## What this task involves
What is needed here is an exact copy of all the entries below.

(App and web page records)
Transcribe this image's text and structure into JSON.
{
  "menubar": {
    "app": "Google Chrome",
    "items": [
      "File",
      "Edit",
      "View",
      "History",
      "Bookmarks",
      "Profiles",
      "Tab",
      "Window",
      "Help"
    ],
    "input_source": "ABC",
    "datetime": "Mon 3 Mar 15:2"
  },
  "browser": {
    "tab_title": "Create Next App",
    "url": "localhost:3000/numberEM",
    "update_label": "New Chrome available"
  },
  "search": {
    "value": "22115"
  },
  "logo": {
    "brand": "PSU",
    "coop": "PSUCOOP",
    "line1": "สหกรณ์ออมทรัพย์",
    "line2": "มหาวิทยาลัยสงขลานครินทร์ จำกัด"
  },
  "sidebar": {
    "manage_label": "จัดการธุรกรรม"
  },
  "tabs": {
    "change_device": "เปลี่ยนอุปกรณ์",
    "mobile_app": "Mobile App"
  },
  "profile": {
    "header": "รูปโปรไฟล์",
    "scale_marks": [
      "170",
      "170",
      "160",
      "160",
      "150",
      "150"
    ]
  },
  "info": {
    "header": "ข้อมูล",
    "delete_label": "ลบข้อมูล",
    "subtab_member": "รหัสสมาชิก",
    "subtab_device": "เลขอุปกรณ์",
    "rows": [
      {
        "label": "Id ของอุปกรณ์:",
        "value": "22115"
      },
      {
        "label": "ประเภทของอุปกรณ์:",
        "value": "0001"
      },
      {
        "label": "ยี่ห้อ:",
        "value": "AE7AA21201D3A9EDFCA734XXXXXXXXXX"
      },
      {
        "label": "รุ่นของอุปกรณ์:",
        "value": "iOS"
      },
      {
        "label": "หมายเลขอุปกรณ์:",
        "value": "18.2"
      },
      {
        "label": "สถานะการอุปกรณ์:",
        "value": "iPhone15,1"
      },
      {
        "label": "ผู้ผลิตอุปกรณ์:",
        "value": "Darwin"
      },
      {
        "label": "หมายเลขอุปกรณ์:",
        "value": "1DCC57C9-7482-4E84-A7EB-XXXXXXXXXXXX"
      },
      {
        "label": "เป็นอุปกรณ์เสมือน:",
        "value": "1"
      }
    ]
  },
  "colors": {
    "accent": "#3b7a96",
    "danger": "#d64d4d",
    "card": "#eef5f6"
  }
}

## Your response
Transcribe this image's text and structure into JSON.
{
  "menubar": {
    "app": "Google Chrome",
    "items": [
      "File",
      "Edit",
      "View",
      "History",
      "Bookmarks",
      "Profiles",
      "Tab",
      "Window",
      "Help"
    ],
    "input_source": "ABC",
    "datetime": "Mon 3 Mar 15:2"
  },
  "browser": {
    "tab_title": "Create Next App",
    "url": "localhost:3000/numberEM",
    "update_label": "New Chrome available"
  },
  "search": {
    "value": "22115"
  },
  "logo": {
    "brand": "PSU",
    "coop": "PSUCOOP",
    "line1": "สหกรณ์ออมทรัพย์",
    "line2": "มหาวิทยาลัยสงขลานครินทร์ จำกัด"
  },
  "sidebar": {
    "manage_label": "จัดการธุรกรรม"
  },
  "tabs": {
    "change_device": "เปลี่ยนอุปกรณ์",
    "mobile_app": "Mobile App"
  },
  "profile": {
    "header": "รูปโปรไฟล์",
    "scale_marks": [
      "170",
      "170",
      "160",
      "160",
      "150",
      "150"
    ]
  },
  "info": {
    "header": "ข้อมูล",
    "delete_label": "ลบข้อมูล",
    "subtab_member": "รหัสสมาชิก",
    "subtab_device": "เลขอุปกรณ์",
    "rows": [
      {
        "label": "Id ของอุปกรณ์:",
        "value": "22115"
      },
      {
        "label": "ประเภทของอุปกรณ์:",
        "value": "0001"
      },
      {
        "label": "ยี่ห้อ:",
        "value": "AE7AA21201D3A9EDFCA734XXXXXXXXXX"
      },
      {
        "label": "รุ่นของอุปกรณ์:",
        "value": "iOS"
      },
      {
        "label": "หมายเลขอุปกรณ์:",
        "value": "18.2"
      },
      {
        "label": "สถานะการอุปกรณ์:",
        "value": "iPhone15,1"
      },
      {
        "label": "ผู้ผลิตอุปกรณ์:",
        "value": "Darwin"
      },
      {
        "label": "หมายเลขอุปกรณ์:",
        "value": "1DCC57C9-7482-4E84-A7EB-XXXXXXXXXXXX"
      },
      {
        "label": "เป็นอุปกรณ์เสมือน:",
        "value": "1"
      }
    ]
  },
  "colors": {
    "accent": "#3b7a96",
    "danger": "#d64d4d",
    "card": "#eef5f6"
  }
}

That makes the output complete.